Data about app and page elements:
Content starts

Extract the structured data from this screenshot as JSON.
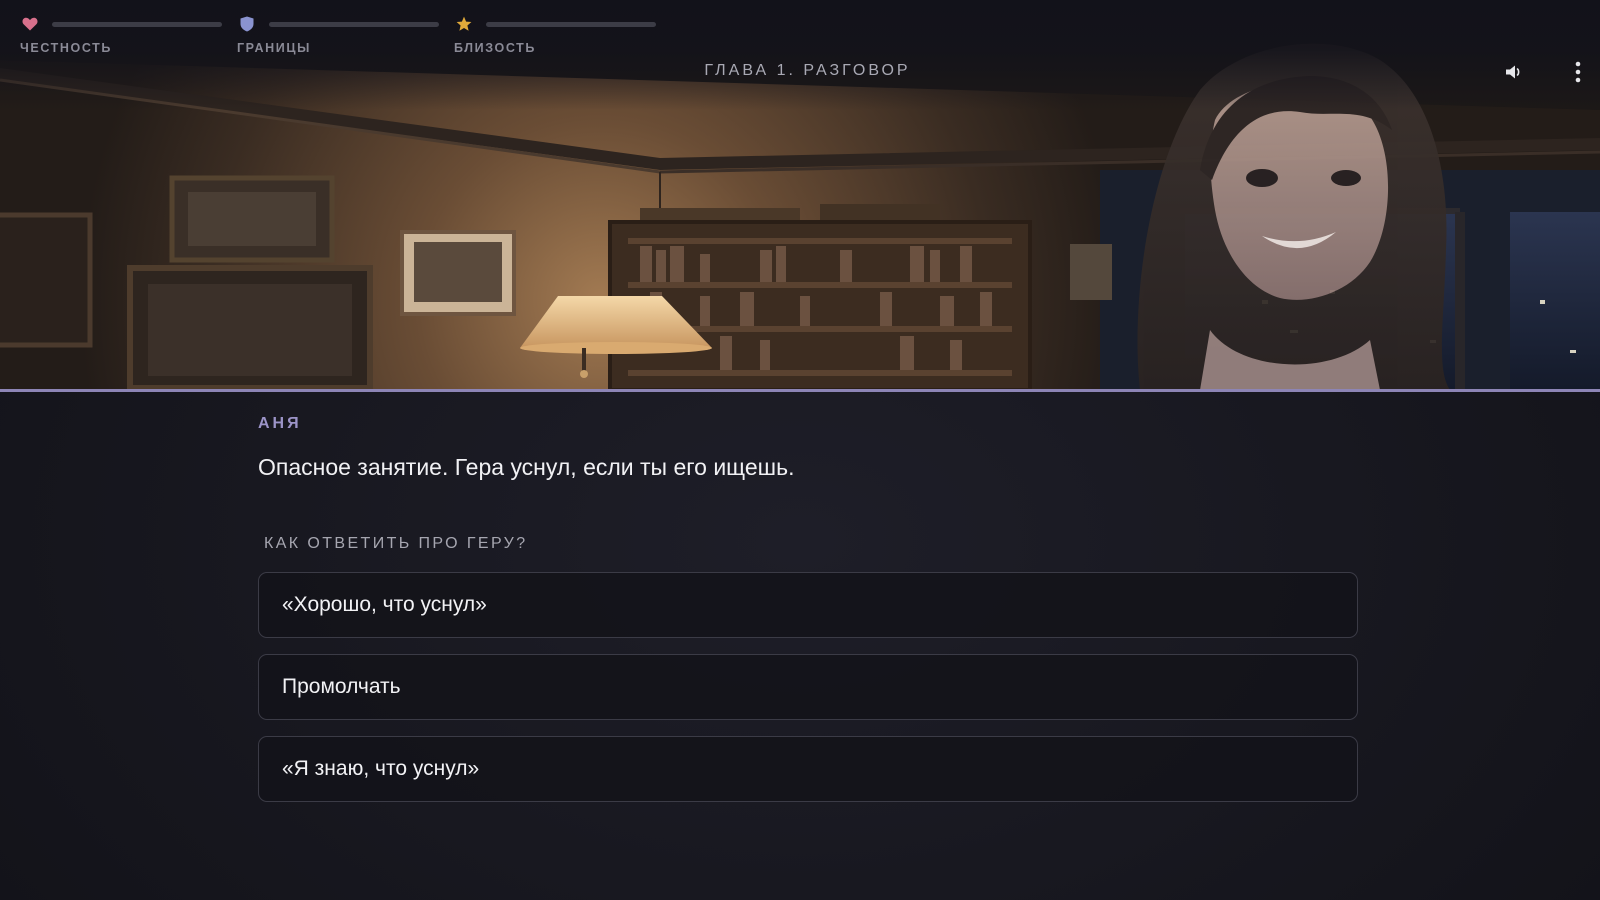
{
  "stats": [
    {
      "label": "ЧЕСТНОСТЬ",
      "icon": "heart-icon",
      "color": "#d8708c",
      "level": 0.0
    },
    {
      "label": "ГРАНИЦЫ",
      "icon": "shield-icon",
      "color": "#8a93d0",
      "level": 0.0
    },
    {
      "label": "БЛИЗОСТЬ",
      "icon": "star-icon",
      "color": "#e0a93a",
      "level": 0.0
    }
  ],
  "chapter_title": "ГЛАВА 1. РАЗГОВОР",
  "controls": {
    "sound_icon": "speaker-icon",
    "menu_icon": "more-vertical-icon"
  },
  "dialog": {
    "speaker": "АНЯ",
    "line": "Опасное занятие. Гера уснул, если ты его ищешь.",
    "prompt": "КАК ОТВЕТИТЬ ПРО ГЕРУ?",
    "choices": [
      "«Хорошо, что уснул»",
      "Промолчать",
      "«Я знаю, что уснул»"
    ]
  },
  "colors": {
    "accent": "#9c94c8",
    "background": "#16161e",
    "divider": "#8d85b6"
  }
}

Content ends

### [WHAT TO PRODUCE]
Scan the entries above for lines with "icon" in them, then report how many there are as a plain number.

### [SOLUTION FOR THIS TASK]
5